And that’s probably what’s happening with my dreams. The stress and uncertainty of being a startup founder is the likely cause of my weird dreams. What these dreams mean is TBD.

Whenever I speak with people interested in startups and entrepreneurship, I say that managing your psychology is the hardest part.

Many of these budding entrepreneurs and founders are really smart people who have seen nothing but success in their careers. They’ve climbed the corporate ladder, obtained raises and promotions, and haven’t failed at all.

I’ve been in their shoes before. So I warn them about how it feels when things aren’t working. And things will not work a lot. Things haven’t worked for me for five years.

I also tell them how good things feel when things do work, and how you have to celebrate little wins, as insignificant as they may be. This keeps you sane.

There’s a great post titled “The case against entrepreneurship“, where the Co-founder and former CEO of the mobile game Dots, Paul Murphy, describes how difficult entrepreneurship is. Paul describes a lonely and expensive existence full of problems, fear, and greed.

One of my favorite startup writers is Nate Kontny, CEO of CRM software Highrise. He wrote a recent piece titled “Making it personal” where he describes why he puts so much of his personal life into his content and talks about the lows as well as the highs.

This kind of content – real, raw pieces that highlight the tough parts of entrepreneurship – really resonates with me and my journey. Sure, the “how I grew my business 100% in 30 minutes” or “25 things you need to do before 5AM to be successful” articles are inspiring, but that shit gets old quickly. To the writers of these articles – I’m happy for your success, I really am. Maybe even a little envious. And you are inspiring. But I don’t just want to hear about your success, I want to learn about everything you went through, even the tough times, to achieve it.
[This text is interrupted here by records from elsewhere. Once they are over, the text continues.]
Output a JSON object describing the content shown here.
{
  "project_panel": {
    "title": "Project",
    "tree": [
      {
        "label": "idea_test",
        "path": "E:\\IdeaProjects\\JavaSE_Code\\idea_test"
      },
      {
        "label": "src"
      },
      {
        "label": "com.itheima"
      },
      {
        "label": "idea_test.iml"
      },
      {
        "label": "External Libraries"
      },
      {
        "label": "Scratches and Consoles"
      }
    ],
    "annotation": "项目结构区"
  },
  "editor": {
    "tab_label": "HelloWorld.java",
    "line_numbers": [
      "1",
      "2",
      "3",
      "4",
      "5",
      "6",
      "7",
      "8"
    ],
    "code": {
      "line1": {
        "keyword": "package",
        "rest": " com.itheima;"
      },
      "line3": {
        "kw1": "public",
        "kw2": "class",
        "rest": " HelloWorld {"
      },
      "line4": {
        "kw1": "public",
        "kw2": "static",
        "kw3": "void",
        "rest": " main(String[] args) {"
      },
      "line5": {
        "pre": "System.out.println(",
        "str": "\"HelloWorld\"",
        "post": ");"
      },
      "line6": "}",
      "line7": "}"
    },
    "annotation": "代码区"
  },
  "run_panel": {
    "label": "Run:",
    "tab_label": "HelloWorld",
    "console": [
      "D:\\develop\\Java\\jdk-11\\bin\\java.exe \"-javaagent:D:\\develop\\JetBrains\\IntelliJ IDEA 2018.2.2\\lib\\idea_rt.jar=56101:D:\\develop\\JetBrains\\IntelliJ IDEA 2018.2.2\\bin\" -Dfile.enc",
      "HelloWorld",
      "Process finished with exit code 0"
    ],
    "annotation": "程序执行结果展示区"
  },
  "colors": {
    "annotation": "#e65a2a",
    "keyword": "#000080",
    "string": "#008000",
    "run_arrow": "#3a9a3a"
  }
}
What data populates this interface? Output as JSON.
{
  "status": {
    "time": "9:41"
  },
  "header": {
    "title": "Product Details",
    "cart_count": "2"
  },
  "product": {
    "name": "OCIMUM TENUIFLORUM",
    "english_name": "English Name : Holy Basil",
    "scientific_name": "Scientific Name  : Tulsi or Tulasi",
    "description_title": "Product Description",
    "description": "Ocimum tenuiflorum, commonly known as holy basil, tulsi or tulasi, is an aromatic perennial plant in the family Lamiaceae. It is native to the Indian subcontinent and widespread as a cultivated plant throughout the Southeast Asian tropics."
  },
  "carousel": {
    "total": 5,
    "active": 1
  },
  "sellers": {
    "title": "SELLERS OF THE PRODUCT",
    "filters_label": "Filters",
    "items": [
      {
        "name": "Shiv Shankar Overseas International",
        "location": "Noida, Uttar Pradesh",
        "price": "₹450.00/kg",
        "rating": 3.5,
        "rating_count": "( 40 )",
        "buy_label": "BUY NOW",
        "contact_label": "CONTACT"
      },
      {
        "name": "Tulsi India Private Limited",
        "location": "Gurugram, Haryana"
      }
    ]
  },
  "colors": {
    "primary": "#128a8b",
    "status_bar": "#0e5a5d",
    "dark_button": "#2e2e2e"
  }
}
Anyway, back to therapy.

Entrepreneurship is hard. Tech startups are even harder. I knew that going into it.

Managing your psychology is one of the most important and difficult parts of being an entrepreneur. It’s not helpful to keep everything inside and having it build up until you explode.

I’m not at any risk of hurting myself or anyone around me. Many might say that I don’t truly need therapy. Maybe they’re right. But I think talking to an objective, professionally-trained third party can help get my mind right, and I’ve chosen to do that.

Let’s see how this goes.